We thank Ms B Mentoor for collecting data at the primary health centre, and the staff of the primary health centre for their participation.
1. Delport SD, Christianson AL, van den Berg HJS, Wolmarans L, Gericke GS. Congenital anomalies in black South African liveborn neonates at an urban academic hospital. S Afr Med J 1995;85:11-15. [ Links ]
2. Christianson AL, Kromberg JGR. Maternal non-recognition of Down syndrome in black South African infants. Clin Genet 1996;49:141-144. [ Links ]
3. Venter PA, Christianson AL, Hutamo CM, Mahura MP, Gericke GS. Congenital anomalies in rural black South African neonates - a silent epidemic? S Afr Med J 1995;85:15-20. [ Links ]
4. Viljoen D, Oosthuizen C, van der Westhuizen S. Patient attitudes to prenatal screening and termination of pregnancy at Groote Schuur Hospital: a two year prospective study. East Afr Med J 1996;73:327-329. [ Links ]
5. Pattinson RC, ed. Saving Babies 2006-2007: Sixth Perinatal Care Survey of South Africa. Pretoria: Tshepesa Press, 2009. [ Links ]
6. United Nations. Demographic Yearbook Series. New York: United Nations, 2003. [ Links ]
7. Pattinson RC, Etsane E, Snyman JS, et al. Report to UNICEF on the scaling-up of the Basic Antenatal Care quality improvement programme in two sub-districts per province in South Africa (Draft). Pretoria: MRC Maternal and Infant Health Care Strategies Research Unit and the University of Pretoria, 2007. [ Links ]
8. Abrahams N, Jewkes R, Mvo Z. Health care-seeking practices of pregnant women and the role of the midwife in Cape Town, South Africa.
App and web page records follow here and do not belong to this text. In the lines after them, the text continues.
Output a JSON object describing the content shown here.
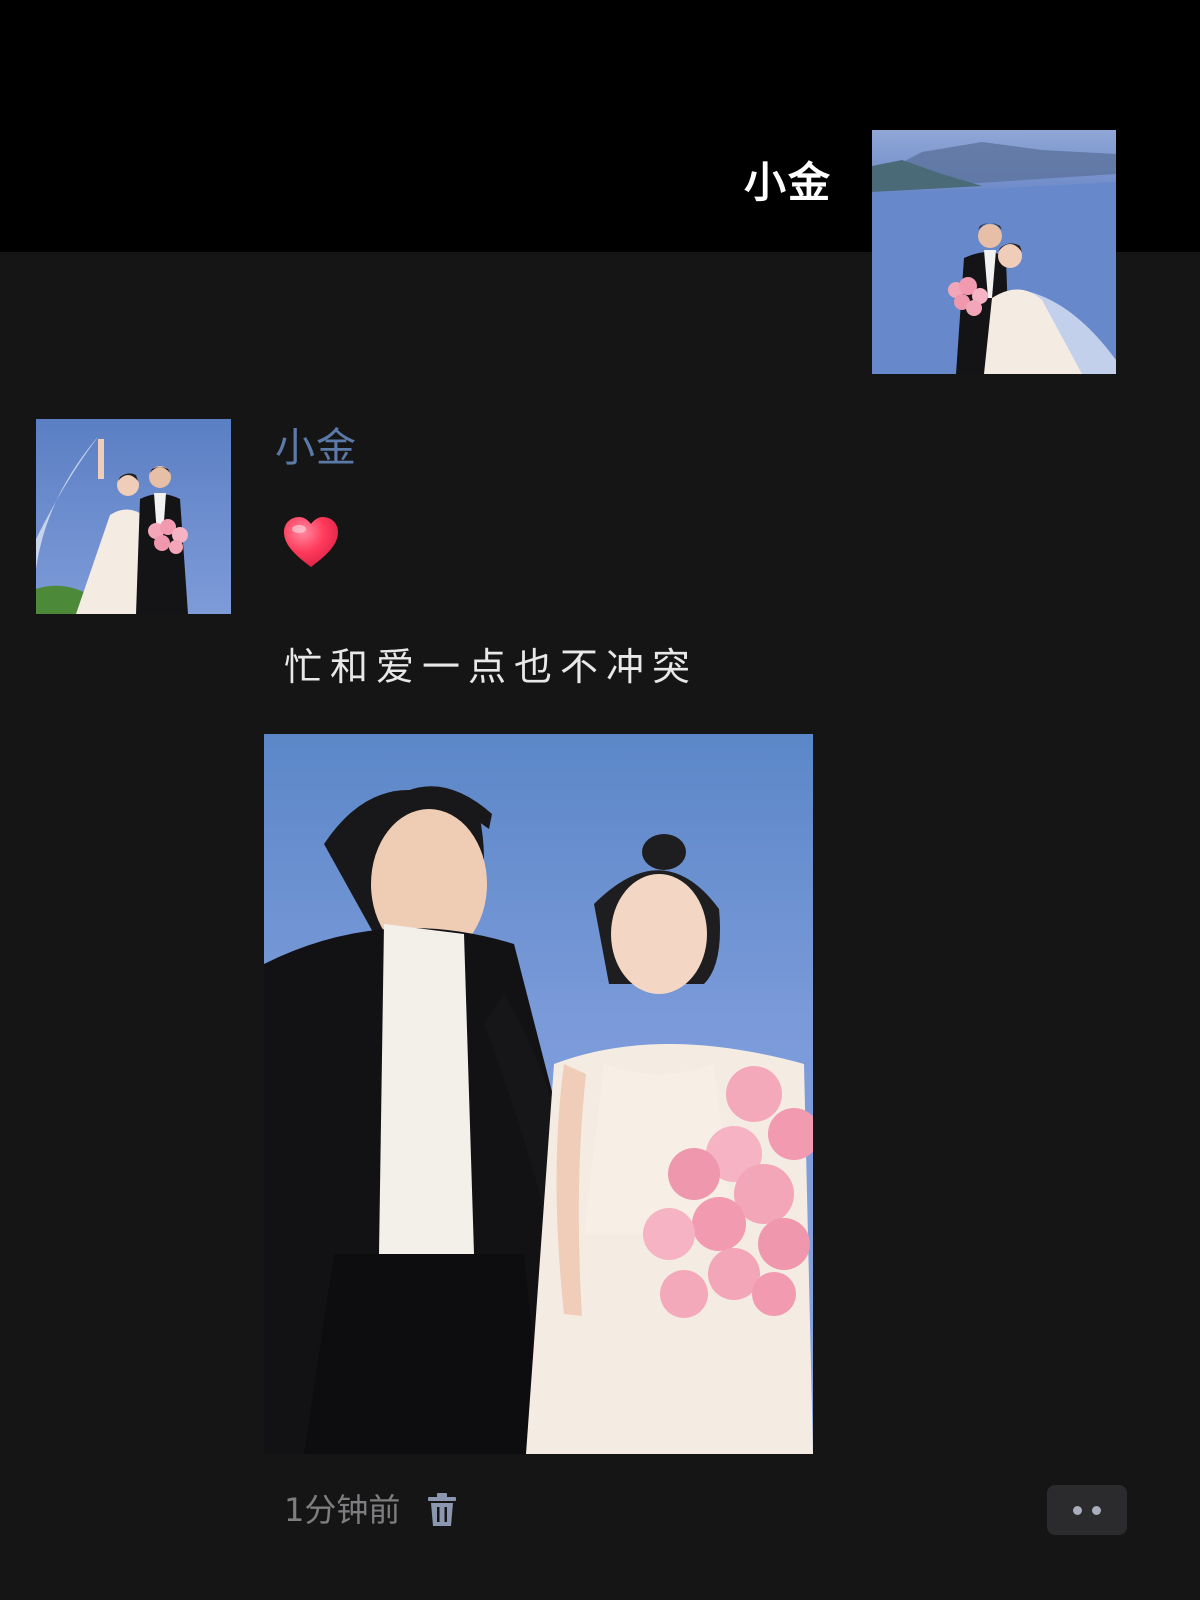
{
  "profile": {
    "name": "小金",
    "avatar_icon": "wedding-couple-photo"
  },
  "post": {
    "author": "小金",
    "avatar_icon": "wedding-couple-photo",
    "emoji_icon": "red-heart-icon",
    "text": "忙和爱一点也不冲突",
    "image_icon": "wedding-couple-holding-hands-photo",
    "time": "1分钟前",
    "delete_icon": "trash-icon",
    "more_icon": "more-dots-icon"
  },
  "colors": {
    "background": "#151516",
    "cover": "#000000",
    "author_link": "#5b7aa8",
    "muted_text": "#7e7e80",
    "heart": "#ff3b5c"
  }
}
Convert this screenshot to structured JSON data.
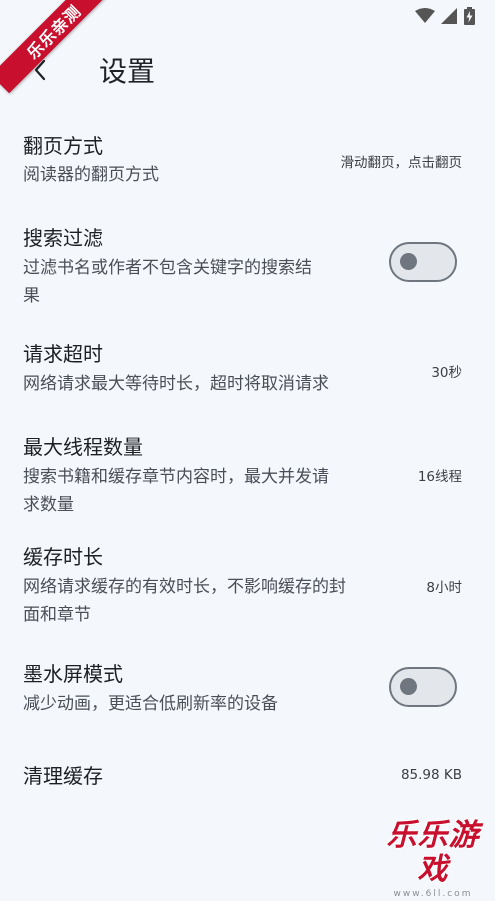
{
  "status_bar": {
    "icons": [
      "wifi-icon",
      "signal-icon",
      "battery-charging-icon"
    ]
  },
  "watermark": {
    "corner_text": "乐乐亲测",
    "bottom_text": "乐乐游戏",
    "bottom_url": "www.6ll.com"
  },
  "app_bar": {
    "back_icon": "chevron-left-icon",
    "title": "设置"
  },
  "settings": [
    {
      "title": "翻页方式",
      "description": "阅读器的翻页方式",
      "value": "滑动翻页，点击翻页"
    },
    {
      "title": "搜索过滤",
      "description": "过滤书名或作者不包含关键字的搜索结",
      "description_2": "果",
      "toggle_on": false
    },
    {
      "title": "请求超时",
      "description": "网络请求最大等待时长，超时将取消请求",
      "value": "30秒"
    },
    {
      "title": "最大线程数量",
      "description": "搜索书籍和缓存章节内容时，最大并发请",
      "description_2": "求数量",
      "value": "16线程"
    },
    {
      "title": "缓存时长",
      "description": "网络请求缓存的有效时长，不影响缓存的封",
      "description_2": "面和章节",
      "value": "8小时"
    },
    {
      "title": "墨水屏模式",
      "description": "减少动画，更适合低刷新率的设备",
      "toggle_on": false
    },
    {
      "title": "清理缓存",
      "value": "85.98 KB"
    }
  ],
  "colors": {
    "background": "#f4f7fb",
    "toggle_track": "#e3e7ec",
    "toggle_outline": "#6f7680",
    "watermark_red": "#c8102e"
  }
}
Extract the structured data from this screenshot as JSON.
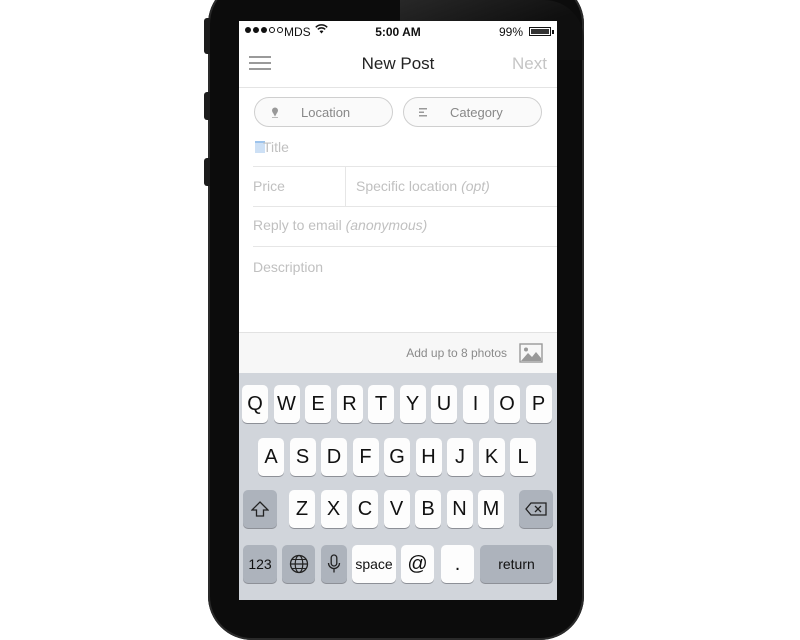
{
  "status_bar": {
    "carrier": "MDS",
    "time": "5:00 AM",
    "battery": "99%",
    "signal_strength": 3,
    "signal_max": 5
  },
  "nav": {
    "title": "New Post",
    "next_label": "Next"
  },
  "form": {
    "location_label": "Location",
    "category_label": "Category",
    "title_placeholder": "Title",
    "price_placeholder": "Price",
    "specific_location_placeholder": "Specific location",
    "specific_location_opt": "(opt)",
    "reply_email_placeholder": "Reply to email",
    "reply_email_anon": "(anonymous)",
    "description_placeholder": "Description"
  },
  "photos": {
    "label": "Add up to 8 photos"
  },
  "keyboard": {
    "row1": [
      "Q",
      "W",
      "E",
      "R",
      "T",
      "Y",
      "U",
      "I",
      "O",
      "P"
    ],
    "row2": [
      "A",
      "S",
      "D",
      "F",
      "G",
      "H",
      "J",
      "K",
      "L"
    ],
    "row3": [
      "Z",
      "X",
      "C",
      "V",
      "B",
      "N",
      "M"
    ],
    "numbers_label": "123",
    "space_label": "space",
    "at_label": "@",
    "period_label": ".",
    "return_label": "return"
  },
  "colors": {
    "placeholder": "#c0c0c0",
    "next_disabled": "#c5c5c5",
    "keyboard_bg": "#d1d5db"
  },
  "icons": [
    "menu-icon",
    "wifi-icon",
    "battery-icon",
    "location-pin-icon",
    "category-list-icon",
    "photo-icon",
    "shift-icon",
    "backspace-icon",
    "globe-icon",
    "microphone-icon"
  ]
}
J Midwifery Womens Health 2001;46:240-247. [ Links ]
9. Myer L, Harrison A. Why do women seek antenatal care late? Perspectives from rural South Africa. J Midwifery Womens Health 2003;48:268-272. [ Links ]
10. Watcham SJ, Schön S, Christianson AL. Neglect in the care of pregnant South African women of advanced maternal age. S Afr Med J 2007;97:1064-1069. [ Links ]
11. Julian-Reynier C, Macquart-Moulin G, Moatti JP, Aurran Y, Chabal F, Aymé S. Reasons for women's non-uptake of amniocentesis. Prenat Diagn 1994;14(9):859-864. [ Links ]
12. Bee J. The influence of HIV status on women of advanced maternal age presenting for genetic counseling [Research report]. Johannesburg: Division of Human Genetics, University of the Witwatersrand, 2005. [ Links ]
13. Dorrington R, Bourne D. Re-estimated provincial HIV antenatal survey prevalence for 2007 and a reinterpretation of the national trend. S Afr Med J 2008;98(12):940-941. [ Links ]
14. Geerts L. Prenatal diagnosis of chromosomal abnormalities in a resource-poor setting. Int J Gynecol Obstet 2008;103:16-21. [ Links ]
15. Neilson JP. Ultrasound for fetal assessment in early pregnancy. Cochrane Database Syst Rev (2):CD000182, 2000. [ Links ]
16. Geerts L, Theron AM, Grove D, Theron GB, Odendaal HJ. A community-based obstetric ultrasound service. Int J Gynecol Obstet 2004;84:23-31. [ Links ]
17. van Dyk B, Motto JA, Buchmann EJ. Routine second-trimester ultrasound for low risk pregnancies in a South African community. Int J Gynecol Obstet 2007;98:257-258. [ Links ]
Accepted 17 August 2010.
Corresponding author: M Urban (firstname.lastname@example.org)